- Exercise brief -
Only lines containing the word "true" belong in the answer; copy each one from the records.

- Records supplied -
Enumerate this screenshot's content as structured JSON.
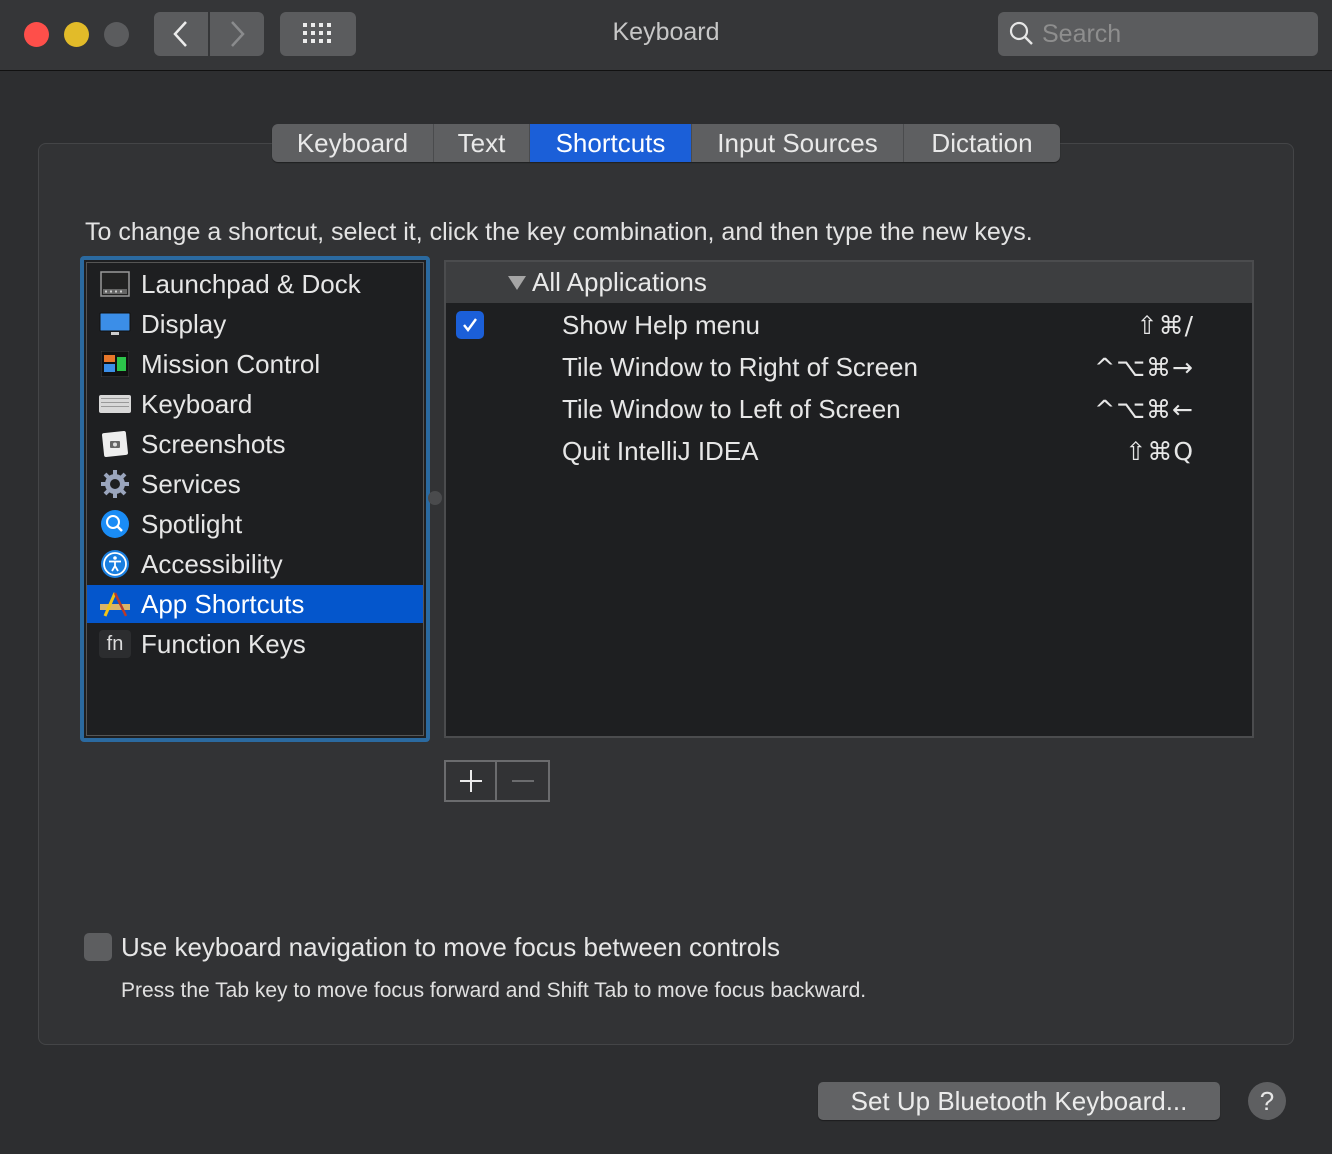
{
  "window": {
    "title": "Keyboard",
    "search_placeholder": "Search"
  },
  "tabs": [
    {
      "label": "Keyboard",
      "active": false
    },
    {
      "label": "Text",
      "active": false
    },
    {
      "label": "Shortcuts",
      "active": true
    },
    {
      "label": "Input Sources",
      "active": false
    },
    {
      "label": "Dictation",
      "active": false
    }
  ],
  "instruction": "To change a shortcut, select it, click the key combination, and then type the new keys.",
  "categories": [
    {
      "label": "Launchpad & Dock",
      "icon": "launchpad-dock-icon",
      "selected": false
    },
    {
      "label": "Display",
      "icon": "display-icon",
      "selected": false
    },
    {
      "label": "Mission Control",
      "icon": "mission-control-icon",
      "selected": false
    },
    {
      "label": "Keyboard",
      "icon": "keyboard-icon",
      "selected": false
    },
    {
      "label": "Screenshots",
      "icon": "screenshots-icon",
      "selected": false
    },
    {
      "label": "Services",
      "icon": "gear-icon",
      "selected": false
    },
    {
      "label": "Spotlight",
      "icon": "spotlight-icon",
      "selected": false
    },
    {
      "label": "Accessibility",
      "icon": "accessibility-icon",
      "selected": false
    },
    {
      "label": "App Shortcuts",
      "icon": "app-shortcuts-icon",
      "selected": true
    },
    {
      "label": "Function Keys",
      "icon": "fn-icon",
      "selected": false
    }
  ],
  "fn_icon_text": "fn",
  "shortcuts": {
    "group_label": "All Applications",
    "rows": [
      {
        "name": "Show Help menu",
        "keys": "⇧⌘/",
        "checked": true
      },
      {
        "name": "Tile Window to Right of Screen",
        "keys": "^⌥⌘→",
        "checked": false
      },
      {
        "name": "Tile Window to Left of Screen",
        "keys": "^⌥⌘←",
        "checked": false
      },
      {
        "name": "Quit IntelliJ IDEA",
        "keys": "⇧⌘Q",
        "checked": false
      }
    ]
  },
  "keyboard_navigation": {
    "label": "Use keyboard navigation to move focus between controls",
    "hint": "Press the Tab key to move focus forward and Shift Tab to move focus backward.",
    "checked": false
  },
  "buttons": {
    "bluetooth": "Set Up Bluetooth Keyboard...",
    "help": "?"
  },
  "colors": {
    "accent": "#1b5fd8",
    "selection": "#0456cc",
    "focus_ring": "#2b6aa0"
  }
}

- Answer to the problem -
      "active": true
      "selected": true
        "checked": true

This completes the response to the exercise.